This article is part of a regular series of thought leadership pieces from some of the more influential ETF strategists in the money management industry. Today’s article features Mark Eshman, chairman and chief investment officer of Sun Valley, Idaho-based ClearRock Capital.
The No. 1 question we’re fielding from clients these days is, “What do you think all this noise coming out of Washington, D.C. means for markets?”
Much has been written recently about geopolitics and financial markets. In the past month alone, we’ve read papers on these topics from hedge fund titan Ray Dalio, Societe Generale and UBS, to name a few. There’s plenty of noise.
We, too, have written quite often about the topic, always reaching the same conclusion: Short-term disruptions are nearly always brief and may provide good long-term buying opportunities. In other words, don’t worry about the noise.
Ultimately, what matters most to markets is whether or not corporate profits are growing, and that’s usually a function of where we are in the business cycle. Clearly, the general level of interest rates is reflective of this.
By way of example, let’s take a look at what’s transpired in just the past four weeks:
Markets Barely React To North Korea
During those four weeks, the price of the SPDR S&P 500 Trust (SPY) moved from $247 to $248 and then to $246—a mere 4/10ths of 1% lower than the level before an escalated threat of a nuclear strike (per Bloomberg data). Why are markets shrugging off this potentially catastrophic global event? Why shouldn’t we convert our portfolios into cash (or gold) and wait for tensions to blow over?
The answer is fairly straightforward. First, North Korea has a checkered reputation for firing off incendiary rhetoric followed at some point by largely unsuccessful efforts to gain leverage from its adversaries.

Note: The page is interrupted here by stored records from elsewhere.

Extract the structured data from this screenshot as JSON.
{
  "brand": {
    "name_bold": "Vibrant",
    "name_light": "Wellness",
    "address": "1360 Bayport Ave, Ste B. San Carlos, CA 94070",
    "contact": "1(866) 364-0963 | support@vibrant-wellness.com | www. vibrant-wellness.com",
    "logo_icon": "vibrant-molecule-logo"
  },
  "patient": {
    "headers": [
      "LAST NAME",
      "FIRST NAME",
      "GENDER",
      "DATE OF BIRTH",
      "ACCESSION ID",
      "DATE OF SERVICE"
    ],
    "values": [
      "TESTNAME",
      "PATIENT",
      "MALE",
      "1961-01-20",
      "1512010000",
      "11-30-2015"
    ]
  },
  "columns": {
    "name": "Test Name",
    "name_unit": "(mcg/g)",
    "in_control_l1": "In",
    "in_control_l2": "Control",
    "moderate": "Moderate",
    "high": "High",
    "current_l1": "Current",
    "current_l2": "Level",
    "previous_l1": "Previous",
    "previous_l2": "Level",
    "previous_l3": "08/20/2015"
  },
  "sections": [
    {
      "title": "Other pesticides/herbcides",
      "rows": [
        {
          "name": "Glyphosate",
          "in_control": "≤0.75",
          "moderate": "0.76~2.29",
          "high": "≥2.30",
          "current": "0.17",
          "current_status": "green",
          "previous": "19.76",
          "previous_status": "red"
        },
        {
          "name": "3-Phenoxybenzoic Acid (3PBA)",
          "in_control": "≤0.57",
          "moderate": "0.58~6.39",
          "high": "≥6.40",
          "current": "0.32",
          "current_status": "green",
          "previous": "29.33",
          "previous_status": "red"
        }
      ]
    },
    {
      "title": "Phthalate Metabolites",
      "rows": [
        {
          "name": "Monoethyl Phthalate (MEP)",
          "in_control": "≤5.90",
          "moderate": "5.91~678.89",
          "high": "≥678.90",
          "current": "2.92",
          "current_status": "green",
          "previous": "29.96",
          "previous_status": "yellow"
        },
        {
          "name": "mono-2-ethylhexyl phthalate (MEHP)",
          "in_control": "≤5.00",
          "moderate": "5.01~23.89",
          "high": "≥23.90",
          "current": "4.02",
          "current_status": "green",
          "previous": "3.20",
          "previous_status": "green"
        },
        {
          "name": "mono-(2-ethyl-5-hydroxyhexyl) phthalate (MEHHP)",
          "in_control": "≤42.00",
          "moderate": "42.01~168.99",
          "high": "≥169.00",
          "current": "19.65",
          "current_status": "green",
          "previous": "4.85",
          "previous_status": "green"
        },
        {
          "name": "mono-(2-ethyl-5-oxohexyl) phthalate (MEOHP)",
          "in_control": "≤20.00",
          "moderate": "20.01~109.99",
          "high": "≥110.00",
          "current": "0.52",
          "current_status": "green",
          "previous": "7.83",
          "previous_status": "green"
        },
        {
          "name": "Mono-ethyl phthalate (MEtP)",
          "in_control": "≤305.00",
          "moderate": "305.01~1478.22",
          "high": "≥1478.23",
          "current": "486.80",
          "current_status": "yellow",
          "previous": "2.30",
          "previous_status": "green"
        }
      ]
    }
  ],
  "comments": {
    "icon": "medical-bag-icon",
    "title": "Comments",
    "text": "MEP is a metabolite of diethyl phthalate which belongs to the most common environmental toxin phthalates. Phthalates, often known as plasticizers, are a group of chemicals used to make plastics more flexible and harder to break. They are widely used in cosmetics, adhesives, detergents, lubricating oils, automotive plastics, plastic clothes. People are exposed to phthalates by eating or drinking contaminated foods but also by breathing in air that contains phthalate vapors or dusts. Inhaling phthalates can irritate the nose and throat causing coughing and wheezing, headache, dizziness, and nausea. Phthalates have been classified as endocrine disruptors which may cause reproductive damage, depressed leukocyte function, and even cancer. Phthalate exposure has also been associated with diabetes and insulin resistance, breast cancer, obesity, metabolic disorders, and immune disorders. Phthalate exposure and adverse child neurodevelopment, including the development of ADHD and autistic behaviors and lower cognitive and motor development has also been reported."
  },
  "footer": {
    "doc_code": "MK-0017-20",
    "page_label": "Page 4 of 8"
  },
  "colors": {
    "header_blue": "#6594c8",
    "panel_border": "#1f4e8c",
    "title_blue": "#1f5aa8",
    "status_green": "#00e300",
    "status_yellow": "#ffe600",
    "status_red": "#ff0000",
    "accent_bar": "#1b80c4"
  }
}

China can—and likely would—end this standoff quickly, as its economic support of North Korea is critical.
The Short-Term Nature Of Threats
Second, looking back at 80 years of data, a Charles Schwab study showed that, with few exceptions, geopolitical events actually don’t lead to market losses in both the short and long term. That’s because most of these conflicts tend to be small and brief.
We’ve seen this type of market behavior before. Consider the 1962 Cuban Missile Crisis and the 2003 Iraq War. During each of these ideological conflicts, weapons of mass destruction were involved, as were UN inspections.
The S&P 500 Index slid around 10% as geopolitical tensions rose over the first six weeks of each event. But nine months after the index’s low point in each of those event, the index had rallied more than 40%, far exceeding levels at the beginning of each conflict.
As illustrated in the chart above, even if an investor had perfectly timed the initial sale of their portfolio and moved their assets to cash, they would have avoided the 10% drop, but the odds that they could have moved back into the market at the exact bottom and enjoyed the next 40% move up are slim. In other words, when it comes to timing markets, you have to be precisely correct twice!
History is full of uncertainty and market gyrations connected to each uncertainty. Making knee-jerk investment decisions based on emotions often results in disappointing performance. Staying the course is usually the best course.
As a firm, we believe “staying the course” means remaining broadly and globally diversified. We have four all-ETF model portfolios that do just that. We know that, over time, all asset classes rise, but because each is influenced by different factors, they do so at different rates.
You can hedge your allocation—with assets such as the SPDR Gold Trust (GLD)—to protect the portfolio against the type of short-term gyrations that could occur because of geopolitical turmoil. Diversification ultimately should reduce portfolio volatility.
But focusing on the noise, and making allocation decisions based on short-term events, is a fool’s errand.
Mark Eshman is co-founder and CIO of ClearRock, an SEC-registered investment advisor with offices in San Francisco and Sun Valley, Idaho. ClearRock clients currently own GLD. Contact: email@example.com. For a full list of disclosures, please click here.